_DESCRIPTION OF THE TASK_: Whenever the word "English" turns up in a line below, that line should be copied.

Interface dataset entries
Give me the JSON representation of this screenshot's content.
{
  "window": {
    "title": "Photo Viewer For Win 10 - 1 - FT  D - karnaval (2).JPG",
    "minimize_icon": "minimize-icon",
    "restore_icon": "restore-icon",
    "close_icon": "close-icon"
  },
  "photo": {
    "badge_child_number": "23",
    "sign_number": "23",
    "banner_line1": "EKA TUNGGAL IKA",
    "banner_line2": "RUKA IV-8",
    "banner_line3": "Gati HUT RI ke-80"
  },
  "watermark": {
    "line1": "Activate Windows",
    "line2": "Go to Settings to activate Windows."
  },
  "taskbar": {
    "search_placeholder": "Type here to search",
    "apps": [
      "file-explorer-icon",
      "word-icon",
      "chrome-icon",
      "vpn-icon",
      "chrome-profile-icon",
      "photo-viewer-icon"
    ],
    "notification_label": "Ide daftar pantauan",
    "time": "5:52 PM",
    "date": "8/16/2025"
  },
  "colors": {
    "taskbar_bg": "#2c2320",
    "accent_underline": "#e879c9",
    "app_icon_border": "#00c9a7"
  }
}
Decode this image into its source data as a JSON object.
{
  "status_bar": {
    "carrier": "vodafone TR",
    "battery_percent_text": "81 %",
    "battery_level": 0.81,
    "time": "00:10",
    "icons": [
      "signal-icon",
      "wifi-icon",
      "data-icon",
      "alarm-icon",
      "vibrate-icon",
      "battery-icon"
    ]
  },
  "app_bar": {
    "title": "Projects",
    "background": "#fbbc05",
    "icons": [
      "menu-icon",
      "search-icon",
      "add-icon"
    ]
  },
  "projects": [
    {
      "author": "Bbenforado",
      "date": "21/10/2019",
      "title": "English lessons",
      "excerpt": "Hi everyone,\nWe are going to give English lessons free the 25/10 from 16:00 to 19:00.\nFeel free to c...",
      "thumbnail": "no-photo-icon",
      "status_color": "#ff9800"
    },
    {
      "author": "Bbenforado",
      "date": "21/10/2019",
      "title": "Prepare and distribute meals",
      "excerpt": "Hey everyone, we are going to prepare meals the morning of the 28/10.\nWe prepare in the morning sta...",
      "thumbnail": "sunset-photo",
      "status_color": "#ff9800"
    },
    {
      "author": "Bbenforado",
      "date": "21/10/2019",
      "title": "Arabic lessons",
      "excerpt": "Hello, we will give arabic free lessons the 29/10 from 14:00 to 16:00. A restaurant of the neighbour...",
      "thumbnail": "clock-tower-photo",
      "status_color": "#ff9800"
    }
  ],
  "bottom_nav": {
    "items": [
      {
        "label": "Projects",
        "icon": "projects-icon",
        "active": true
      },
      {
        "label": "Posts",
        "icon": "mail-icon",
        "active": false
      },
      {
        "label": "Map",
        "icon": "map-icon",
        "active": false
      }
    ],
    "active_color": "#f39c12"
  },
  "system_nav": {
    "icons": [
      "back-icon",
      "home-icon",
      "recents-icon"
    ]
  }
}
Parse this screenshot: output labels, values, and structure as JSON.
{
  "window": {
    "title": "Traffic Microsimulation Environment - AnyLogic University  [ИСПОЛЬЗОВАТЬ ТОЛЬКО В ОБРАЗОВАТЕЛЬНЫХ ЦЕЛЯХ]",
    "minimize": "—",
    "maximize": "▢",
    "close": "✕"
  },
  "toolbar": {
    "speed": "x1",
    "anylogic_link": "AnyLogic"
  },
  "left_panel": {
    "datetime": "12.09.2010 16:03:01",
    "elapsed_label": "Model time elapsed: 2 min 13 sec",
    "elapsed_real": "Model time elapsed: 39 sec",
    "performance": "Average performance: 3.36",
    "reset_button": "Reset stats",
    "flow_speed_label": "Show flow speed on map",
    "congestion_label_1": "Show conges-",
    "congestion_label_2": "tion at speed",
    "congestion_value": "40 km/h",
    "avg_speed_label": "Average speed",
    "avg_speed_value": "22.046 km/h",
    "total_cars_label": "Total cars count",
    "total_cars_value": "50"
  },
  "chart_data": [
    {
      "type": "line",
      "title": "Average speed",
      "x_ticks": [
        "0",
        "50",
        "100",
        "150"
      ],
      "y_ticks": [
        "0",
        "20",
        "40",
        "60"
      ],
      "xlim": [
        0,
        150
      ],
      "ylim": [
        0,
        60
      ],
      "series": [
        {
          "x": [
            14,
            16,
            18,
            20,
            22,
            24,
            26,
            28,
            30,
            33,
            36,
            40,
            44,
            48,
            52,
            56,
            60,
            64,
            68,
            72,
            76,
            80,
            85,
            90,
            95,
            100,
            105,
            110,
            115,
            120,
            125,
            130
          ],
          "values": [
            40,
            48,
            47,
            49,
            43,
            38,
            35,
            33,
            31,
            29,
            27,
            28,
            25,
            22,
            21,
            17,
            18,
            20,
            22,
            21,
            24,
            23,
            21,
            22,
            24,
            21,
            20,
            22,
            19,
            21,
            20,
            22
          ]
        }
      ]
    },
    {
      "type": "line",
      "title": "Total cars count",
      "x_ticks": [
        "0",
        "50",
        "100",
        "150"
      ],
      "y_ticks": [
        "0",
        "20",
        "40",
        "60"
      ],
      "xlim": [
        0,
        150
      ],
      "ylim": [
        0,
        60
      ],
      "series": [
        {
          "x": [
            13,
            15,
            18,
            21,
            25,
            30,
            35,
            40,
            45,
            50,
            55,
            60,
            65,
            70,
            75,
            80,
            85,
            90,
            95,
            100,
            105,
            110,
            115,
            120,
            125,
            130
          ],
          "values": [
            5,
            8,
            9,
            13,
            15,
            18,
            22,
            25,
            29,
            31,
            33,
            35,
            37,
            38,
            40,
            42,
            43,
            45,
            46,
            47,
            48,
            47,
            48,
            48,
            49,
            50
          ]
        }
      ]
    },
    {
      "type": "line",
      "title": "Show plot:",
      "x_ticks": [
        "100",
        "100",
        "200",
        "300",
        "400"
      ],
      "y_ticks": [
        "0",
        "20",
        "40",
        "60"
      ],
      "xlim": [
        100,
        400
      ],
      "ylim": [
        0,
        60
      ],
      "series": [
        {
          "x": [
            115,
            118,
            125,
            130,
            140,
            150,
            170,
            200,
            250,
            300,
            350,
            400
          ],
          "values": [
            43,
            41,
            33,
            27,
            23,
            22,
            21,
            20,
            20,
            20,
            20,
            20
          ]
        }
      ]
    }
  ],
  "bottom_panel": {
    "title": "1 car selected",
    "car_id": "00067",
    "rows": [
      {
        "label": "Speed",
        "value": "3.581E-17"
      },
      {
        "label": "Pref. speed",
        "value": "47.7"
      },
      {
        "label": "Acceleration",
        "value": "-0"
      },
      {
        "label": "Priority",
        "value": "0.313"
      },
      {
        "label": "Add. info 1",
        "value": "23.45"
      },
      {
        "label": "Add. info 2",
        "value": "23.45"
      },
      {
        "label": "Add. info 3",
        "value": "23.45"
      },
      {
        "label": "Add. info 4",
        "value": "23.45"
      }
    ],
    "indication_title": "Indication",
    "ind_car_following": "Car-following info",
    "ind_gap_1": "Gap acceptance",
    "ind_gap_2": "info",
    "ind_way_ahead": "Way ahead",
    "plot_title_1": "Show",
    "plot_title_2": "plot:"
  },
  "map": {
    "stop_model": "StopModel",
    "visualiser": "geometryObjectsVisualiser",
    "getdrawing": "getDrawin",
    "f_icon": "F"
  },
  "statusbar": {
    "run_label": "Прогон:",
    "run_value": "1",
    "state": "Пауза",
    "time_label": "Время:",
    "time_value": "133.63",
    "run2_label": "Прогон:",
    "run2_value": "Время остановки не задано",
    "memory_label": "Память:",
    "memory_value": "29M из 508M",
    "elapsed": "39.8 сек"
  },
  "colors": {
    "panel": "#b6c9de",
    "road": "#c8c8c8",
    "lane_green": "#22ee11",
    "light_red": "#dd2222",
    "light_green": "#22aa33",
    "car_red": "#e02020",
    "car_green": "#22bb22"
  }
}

_REPLY TO THE EXERCISE_:
      "title": "English lessons",
      "excerpt": "Hi everyone,\nWe are going to give English lessons free the 25/10 from 16:00 to 19:00.\nFeel free to c...",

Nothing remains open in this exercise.